The research on sweeteners isn't as comprehensive as I'd like yet. Only Aspartame, Saccharin and Sucralose have really been studied properly, and most clinical studies only include these sweeteners. Are they all equal to, or as bad as each other? I'll break it down for you:
As with humans, obesity in animals carries with it a whole host of health problems. From cancer and heart disease to degenerated joints, overweight pets are more likely to suffer from a number of related medical conditions. It is important that owners watch out for pet obesity and learn how to treat it.
Europe is facing an obesity crisis of epidemic proportions, one that threatens to overwhelm the EU's already struggling economies and place a tremendous burden on its healthcare systems. Data from the World Health Organisation (WHO) indicates that the proportion of those who are overweight or obese will rise substantially in the EU over the next decade if the issue is not tackled.
It's everywhere. In foods you'd never imagine - take a look at the labels on things like pickles, sauces, yoghurts and cereals. And remember, it can be hidden under a whole range of different names so you might not notice it right away.
Weight gain and the inability to lose weight easily happens also for a range of complex reasons. Telling fat women that take regular exercise that they are doing this in vain, is nasty and vindictive and in my opinion dangerous.

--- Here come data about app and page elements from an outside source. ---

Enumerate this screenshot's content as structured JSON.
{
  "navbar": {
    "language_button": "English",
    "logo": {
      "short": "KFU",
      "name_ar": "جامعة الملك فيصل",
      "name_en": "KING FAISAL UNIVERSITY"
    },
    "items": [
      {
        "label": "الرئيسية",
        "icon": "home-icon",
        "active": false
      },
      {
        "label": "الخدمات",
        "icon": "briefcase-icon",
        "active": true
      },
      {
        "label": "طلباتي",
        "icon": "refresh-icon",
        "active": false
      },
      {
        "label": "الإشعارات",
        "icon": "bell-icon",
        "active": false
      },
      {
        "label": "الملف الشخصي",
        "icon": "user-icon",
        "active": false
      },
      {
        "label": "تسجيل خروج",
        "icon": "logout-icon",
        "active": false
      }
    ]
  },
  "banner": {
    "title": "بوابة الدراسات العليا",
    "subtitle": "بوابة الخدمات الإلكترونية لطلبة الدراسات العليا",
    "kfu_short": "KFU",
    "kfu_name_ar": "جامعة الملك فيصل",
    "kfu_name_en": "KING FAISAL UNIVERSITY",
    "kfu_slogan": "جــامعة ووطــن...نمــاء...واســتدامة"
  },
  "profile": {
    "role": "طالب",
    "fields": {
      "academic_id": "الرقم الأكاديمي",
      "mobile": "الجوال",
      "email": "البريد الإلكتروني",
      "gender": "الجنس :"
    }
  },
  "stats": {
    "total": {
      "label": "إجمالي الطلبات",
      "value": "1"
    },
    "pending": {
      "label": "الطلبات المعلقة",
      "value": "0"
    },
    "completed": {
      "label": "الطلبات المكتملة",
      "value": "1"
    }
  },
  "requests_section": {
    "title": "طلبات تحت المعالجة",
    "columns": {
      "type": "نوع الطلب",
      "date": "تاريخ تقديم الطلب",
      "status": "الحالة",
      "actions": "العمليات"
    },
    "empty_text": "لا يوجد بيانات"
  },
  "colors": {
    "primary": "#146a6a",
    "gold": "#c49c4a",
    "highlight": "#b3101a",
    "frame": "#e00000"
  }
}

Mobile devices and gadgets are now ubiquitous. According to Ofcom, at the beginning of 2015 in the UK, 93% of adults personally owned/used a mobile phone ‒ 66% of adults had a smartphone and 61% used their handset to access the Internet.
Our knowledge of food and range of choice has improved significantly in the last 40 years. While dishes from the continent were only just starting to make their way onto household dinner tables in the 1970s, today they're a staple of many a family meal.
Some of the critics of the tax have said that this is a step too far and product labelling would give parents the knowledge they need and allow them to make an informed choice but as Jamie Oliver, the celebrity chef and food campaigner has said "the time for gentle words has passed. We need to be bold". I couldn't agree more because the safety of our children is at stake. This is a step change in improving the nation's health and will save lives.
It's difficult to open a newspaper at the moment and not read about the proposed 'sugar tax'. As we know, this is an attempt to tackle the ballooning childhood obesity problem. What you might not know is just how big the problem is.
My alarm went off at 6am this morning and I was extremely tired after having a very restless nights sleep dreaming about cream cakes, biscuits and chocolate. Now this is not a normal occurrence for me, I don't have a particularly sweet tooth but also do not unnecessarily restrict my intake of such things if I fancy them, but I guess I can take them or leave them.
The rising "obesity and diabetes epidemic" and weight-loss surgery are rarely away from our newspaper headlines and TV screens. As a weight-loss surgeon I frequently encounter hostile reactions from other clinicians and even patients themselves arguing against the very concept of weight-loss surgery.
Do you know what I am heartily sick of (excuse the very weak pun)? The plethora of health studies and warnings which have become so much part of the daily media diet that no day is complete without at least four major health stories, in three of which the advice/findings inevitably contradict each other.
Halloween is one of the few occasions throughout the year where it's considered socially acceptable to overindulge on chocolate and sweets; for kids and parents alike. But social tradition doesn't make your body any better at coping with such a high and fast influx of sugars.
Sensationalist headlines around Jamie Oliver calling for a sugar tax are not helpful for the public health debate, as it makes the situation seem far too simplistic, when life never is. In the 1970s and 80s the health message was that fat was bad and the people should move their eating habits in the direction of carbohydrates.
Sugar is and will always be a treat, just like a glass of wine or the occasional cigarette but when there are equally bad effects on the health then surely its time that we call a cut on the amount that we consume. It may taste sweet initially, but the long term effects which aren't being showed to us should make you feel bitter.
Whilst many people know the positive effects of exercise, there can often be a number of barriers, which prevent them from being active, and these often tend to be more psychological than physical. Many people have negative memories of school PE lessons or perhaps they feel guilty about spending years paying for gym memberships they have hardly used.